Homologous collapse refers to a collapse of material such as a cloud of gas or dust such that at each point in time, the whole expanse of the collapsing cloud is at a single density. This is an ideal collapse scenario, used to approximate portions of an actual collapse. Given this ideal, which adheres to the effects of gravity but ignores counter forces such as gas pressure, the uniform density of the material grows over the course of the collapse, eventually all the material reaching a point in space at the same time. Newton's laws would make this happen during the collapse of a spherical cloud initially of a constant density if it weren't for the gas's pressure and the increase of that pressure with the increasing density and temperature. In a cloud of low-density gas (such as much of the interstellar medium) and sufficiently optically thin that it radiates away energy pretty much as soon it is unleashed by the collapse, a homologous collapse approximates much of the first portion of the collapse, and can serve as a workable model for the collapse of fairly uniform bodies, e.g., during the formation of stars, and possibly in some core collapse supernovae.

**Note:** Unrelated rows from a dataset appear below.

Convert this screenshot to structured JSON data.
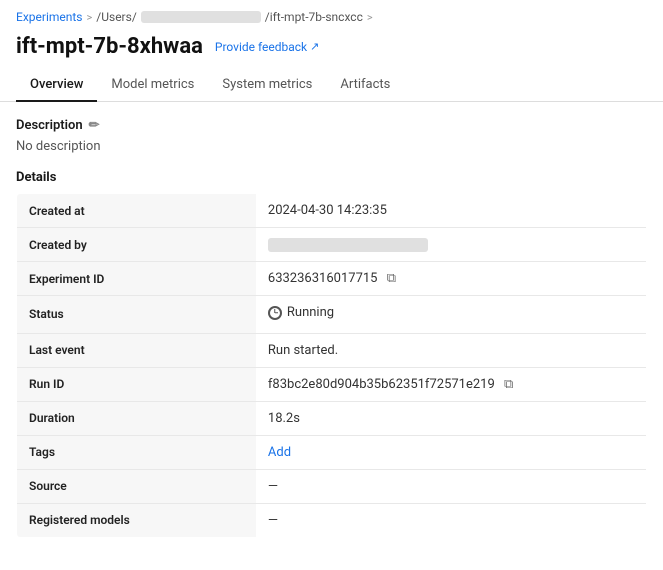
{
  "breadcrumb": {
    "experiments_label": "Experiments",
    "users_label": "/Users/",
    "run_label": "/ift-mpt-7b-sncxcc",
    "sep1": ">",
    "sep2": ">"
  },
  "header": {
    "title": "ift-mpt-7b-8xhwaa",
    "feedback_label": "Provide feedback",
    "feedback_icon": "↗"
  },
  "tabs": [
    {
      "label": "Overview",
      "active": true
    },
    {
      "label": "Model metrics",
      "active": false
    },
    {
      "label": "System metrics",
      "active": false
    },
    {
      "label": "Artifacts",
      "active": false
    }
  ],
  "description": {
    "section_label": "Description",
    "edit_icon": "✏",
    "no_description_text": "No description"
  },
  "details": {
    "section_label": "Details",
    "rows": [
      {
        "key": "Created at",
        "value": "2024-04-30 14:23:35",
        "type": "text"
      },
      {
        "key": "Created by",
        "value": "",
        "type": "blurred"
      },
      {
        "key": "Experiment ID",
        "value": "633236316017715",
        "type": "copy"
      },
      {
        "key": "Status",
        "value": "Running",
        "type": "status"
      },
      {
        "key": "Last event",
        "value": "Run started.",
        "type": "text"
      },
      {
        "key": "Run ID",
        "value": "f83bc2e80d904b35b62351f72571e219",
        "type": "copy"
      },
      {
        "key": "Duration",
        "value": "18.2s",
        "type": "text"
      },
      {
        "key": "Tags",
        "value": "Add",
        "type": "link"
      },
      {
        "key": "Source",
        "value": "—",
        "type": "text"
      },
      {
        "key": "Registered models",
        "value": "—",
        "type": "text"
      }
    ]
  },
  "colors": {
    "accent": "#1a73e8",
    "border": "#ddd",
    "label_bg": "#f7f7f7"
  }
}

Such an ideal collapse has an easy-to-model structure, described by a relatively straight-forward equation. At any point in time, the further from the center, the higher the acceleration, due to more matter within the same radius from the center, which is exactly enough to keep the density (ratios) the same and bring all the matter to a point. In a real world collapse, potential energy released by gravitational collapse heats the gas and the combination of heat and density raise the pressure, slowing the collapse.